The Irreducibility of the Communal Narrative pt III

If the community of God's people is the medium for communicating the message of God's good news, then many of the behavioral prescriptions of the New Testament are actually just as important in terms of their communicative properties as they are in terms of their ethical properties.  What we do is important because God wants us to act a certain way, but it is just as important because of what it says about God's Kingdom...

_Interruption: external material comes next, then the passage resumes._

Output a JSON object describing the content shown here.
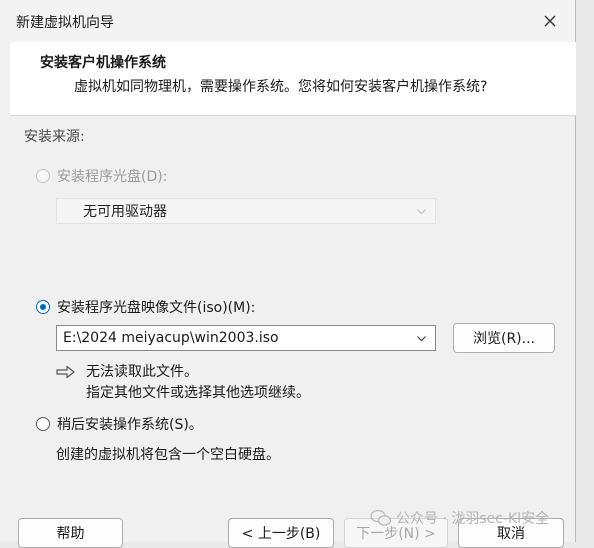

In other words, we are commanded to behave in certain ways because God wants us to behave in those ways, but also because God wants our lifestyle to communicate certain things about the gospel.  This is true in all NT commands but we will here discuss one in particular, and for two reasons.  Firstly, the New Testament authors (Paul in particular) make it clear just how important this commandment is and are explicit about its communicative properties, and secondly, it is a particular shortcoming of the contemporary church.

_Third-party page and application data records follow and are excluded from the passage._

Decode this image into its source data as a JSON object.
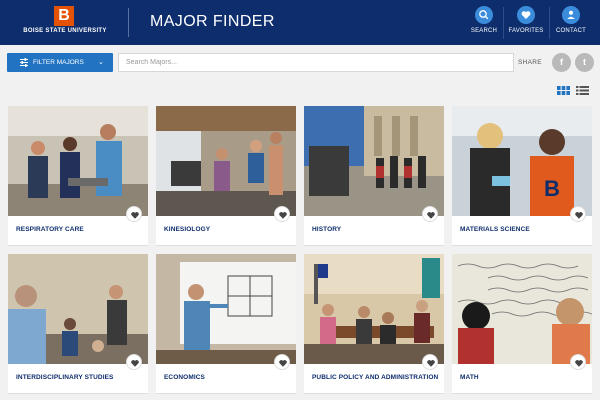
{
  "header": {
    "logo_letter": "B",
    "logo_text": "BOISE STATE UNIVERSITY",
    "title": "MAJOR FINDER",
    "search_label": "SEARCH",
    "favorites_label": "FAVORITES",
    "contact_label": "CONTACT"
  },
  "toolbar": {
    "filter_label": "FILTER MAJORS",
    "search_placeholder": "Search Majors...",
    "share_label": "SHARE",
    "facebook_glyph": "f",
    "twitter_glyph": "t"
  },
  "majors": [
    {
      "name": "RESPIRATORY CARE"
    },
    {
      "name": "KINESIOLOGY"
    },
    {
      "name": "HISTORY"
    },
    {
      "name": "MATERIALS SCIENCE"
    },
    {
      "name": "INTERDISCIPLINARY STUDIES"
    },
    {
      "name": "ECONOMICS"
    },
    {
      "name": "PUBLIC POLICY AND ADMINISTRATION"
    },
    {
      "name": "MATH"
    }
  ],
  "colors": {
    "brand_blue": "#0d2d6c",
    "accent_blue": "#2274c3",
    "brand_orange": "#e35205"
  }
}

I am speaking of the calling of the church to be the united, newly created, people of God, called out from among every ethnic group, every social class, every cultural group, and every language, into allegiance to Jesus.


John 17:20-26

John quotes Jesus' prayer for his followers, including those in the future (you and I).  Jesus' prayer makes it clear that the unity of the church will communicate the veracity of the gospel to the world.  In other words, when the world comes upon a community of people who have nothing in common (a community that crosses political, racial, language, class, educational, sexual boundaries) they will be forced to wonder just what it is that binds us together.  Contrariwise, when the church ghettoizes itself along denominational, racial, political and socio-economic lines, we damage the proclamation of the gospel message.

Romans 10:9-13

"I am saved by faith, therefore____________"

The typical evangelical fill-in-the-blank answer to this is "I am not saved by effort," but this is not the scriptural answer!  In every single place in the NT where justification by faith is brought up, it is tied directly to the unity of the Church across social divides.  We have been blinded to the words of scripture, and have failed at our exegetical task, by the history of Protestant anti-Pelagianism.  The Scriptural argument is "I am saved by faith, therefore there is no longer a division between Jew and Gentile, slave or free..."

Galatians 2:11-21

Paul gets in Peter's face over this!  This is not a peripheral issue.  Paul essentially tells Peter he is denying the gospel when he refuses to eat with people of another race!  This is a gospel issue for Paul, and should be for us too.  Why are our communities of faith divided?  Why do white Christians and Black Christians, English speaking believers and Spanish speaking ones, rich brothers and poor brothers, eat at separate tables?  And even more importantly, why aren't we getting in anyone's face about this issue?


In short, you are not a committed disciple of Christ unless you are committed to work through your biases, and actively engaging in deep, formative, and submissive relationships with people who do not share your racial, economic, educational, political, or even theological, heritage.


LindaFaye said...

Amen and preach it brother. What a great point you bring up. My heart goes out to you as you face this reality in a more painful way that I do on the other side of the country. I have a passion for the cultural divides to be gone, but am not seeing so much the hurt caused by it as you are seeing first hand.

I am encouraged by our small gathering here that there are people who are so different from each other, yet are part of the same family. There is something about it (a feeling, more than a theology) that is good and right and beautiful when I look and see that we are not held together by status or race.

When my homeless earth hippy friend comes to church with saplings to share and my Cuban business woman friend comes too I realize that there is something good happening among us.

I don't know how to reproduce this on a large scale, but I can say that there is beauty in what I have experienced first hand here in my church family. I pray that you can experience more of the same too.

steven hamilton said...

i hear the echo of Dallas Willard: "The Gospel and Salvation is not opposed to effort, it is opposed to earning." In fact, one of my favorite scriptures is where Paul says this explicitly in 1 Corinthians 15: "But whatever I am now, it is all because God poured out his special favor on me -- and not without results. For I have worked harder than all the other apostles, yet it was not I but God who was working through me by his grace."

my paraphrase for what you're saying here: I want unity in diversity, and unity is God's gift to us, but I'm working harder than all the rest to cultivate that...but it's still God's gift.

...love the comments on Galatians as well...

Sean said...

that's cool that you are featured on this blog.